##### EXERCISE INPUTS

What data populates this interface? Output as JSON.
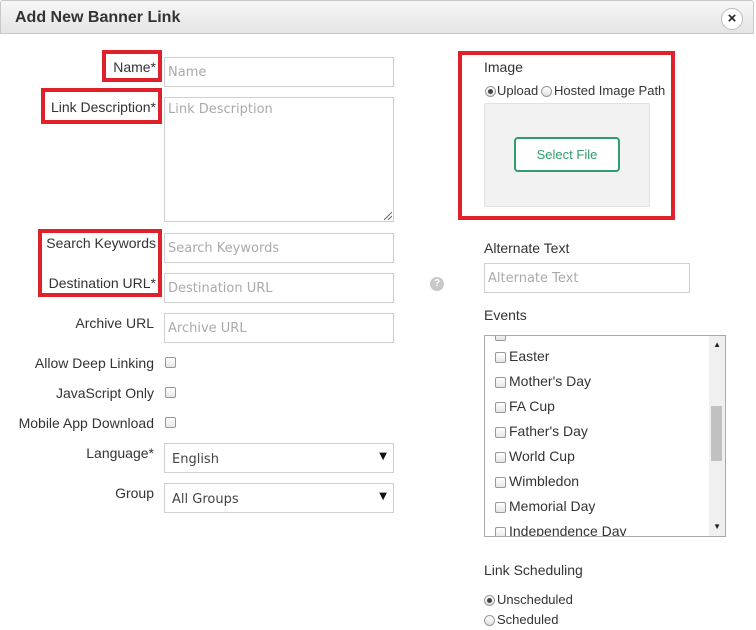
{
  "dialog": {
    "title": "Add New Banner Link",
    "close_label": "×"
  },
  "left": {
    "name_label": "Name*",
    "name_placeholder": "Name",
    "description_label": "Link Description*",
    "description_placeholder": "Link Description",
    "keywords_label": "Search Keywords",
    "keywords_placeholder": "Search Keywords",
    "destination_label": "Destination URL*",
    "destination_placeholder": "Destination URL",
    "archive_label": "Archive URL",
    "archive_placeholder": "Archive URL",
    "deep_linking_label": "Allow Deep Linking",
    "js_only_label": "JavaScript Only",
    "mobile_app_label": "Mobile App Download",
    "language_label": "Language*",
    "language_value": "English",
    "group_label": "Group",
    "group_value": "All Groups",
    "help_icon": "?"
  },
  "right": {
    "image_label": "Image",
    "upload_option": "Upload",
    "hosted_option": "Hosted Image Path",
    "selected_image_option": "Upload",
    "select_file_label": "Select File",
    "alt_text_label": "Alternate Text",
    "alt_text_placeholder": "Alternate Text",
    "events_label": "Events",
    "events": [
      "Easter",
      "Mother's Day",
      "FA Cup",
      "Father's Day",
      "World Cup",
      "Wimbledon",
      "Memorial Day",
      "Independence Day"
    ],
    "scheduling_label": "Link Scheduling",
    "unscheduled_option": "Unscheduled",
    "scheduled_option": "Scheduled",
    "selected_schedule_option": "Unscheduled"
  },
  "colors": {
    "highlight": "#e0202a",
    "button_green": "#2e9e6a"
  }
}
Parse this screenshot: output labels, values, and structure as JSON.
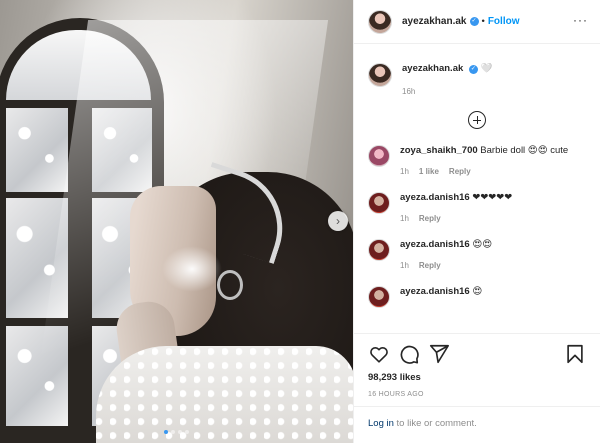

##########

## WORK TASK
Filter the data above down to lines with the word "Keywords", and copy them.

## EXERCISE OUTPUT
    "keywords_label": "Search Keywords",
    "keywords_placeholder": "Search Keywords",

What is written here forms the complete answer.